Future Value
The Future Value of a cash flow represents the amount, at some time in the future, that an investment made today will grow to if it is invested to earn a specific interest rate. For example, if you were to deposit $100 today in a bank account to earn an interest rate of 10% compounded annually, this investment will grow to $110 in one year. This can be shown as follows:
At the end of two years, the initial investment will have grown to $121. Notice that the investment earned $11 in interest during the second year, whereas, it only earned $10 in interest during the first year. Thus, in the second year, interest was earned not only on the initial investment of $100 but also on the $10 in interest that was paid at the end of the first year. This occurs because the interest rate in the example is a compound interest rate.
The interest rate in the example is 10% compounded annually. This implies that interest is paid annually. Thus the balance in the account was $110 at the end of the first year. Thus, in the second year the account pays 10% on the initial principal of $100 and the $10 of interest earned in the first year. Thus, the $121 balance in the account after two years can be computed as follows:
If the money was left in the account for one more year, interest would be earned on $121, i.e., the initial principal of $100, the $10 in interest paid at the end of year 1, and the $11 in interest paid at the end of year 2. Thus the balance in the account at the end of year three is $133.10. This can be computed as follows:

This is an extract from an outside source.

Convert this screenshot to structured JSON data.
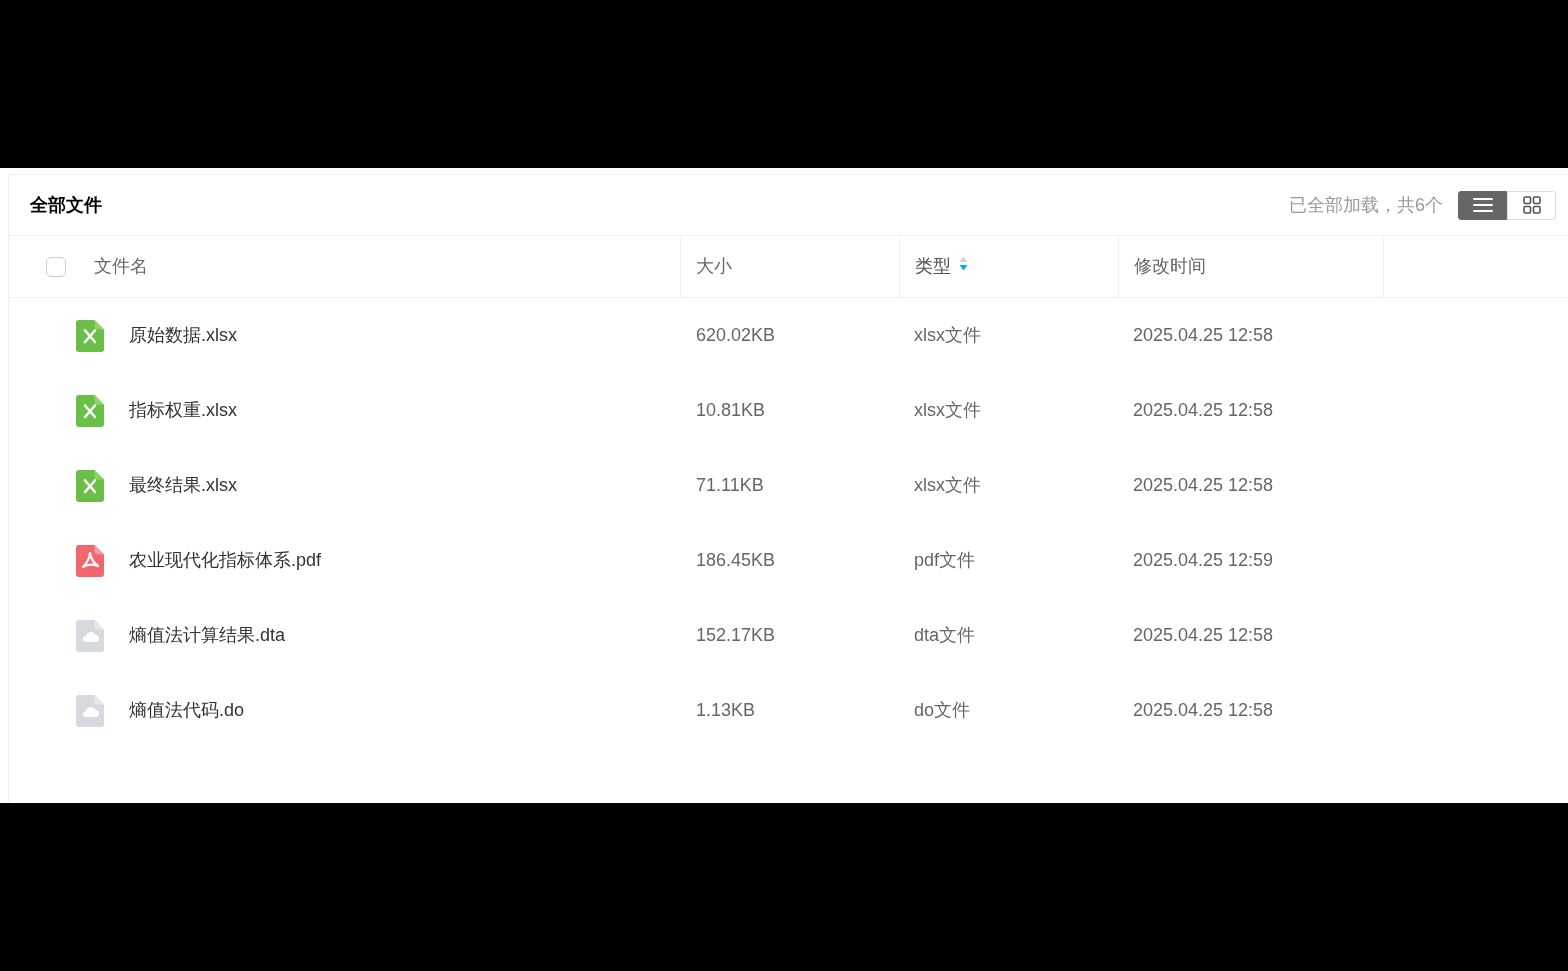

A pattern should be becoming apparent. The Future Value of an initial investment at a given interest rate compounded annually at any point in the future can be found using the following equation: where
© 2002  2010 by Mark A. Lane, Ph.D.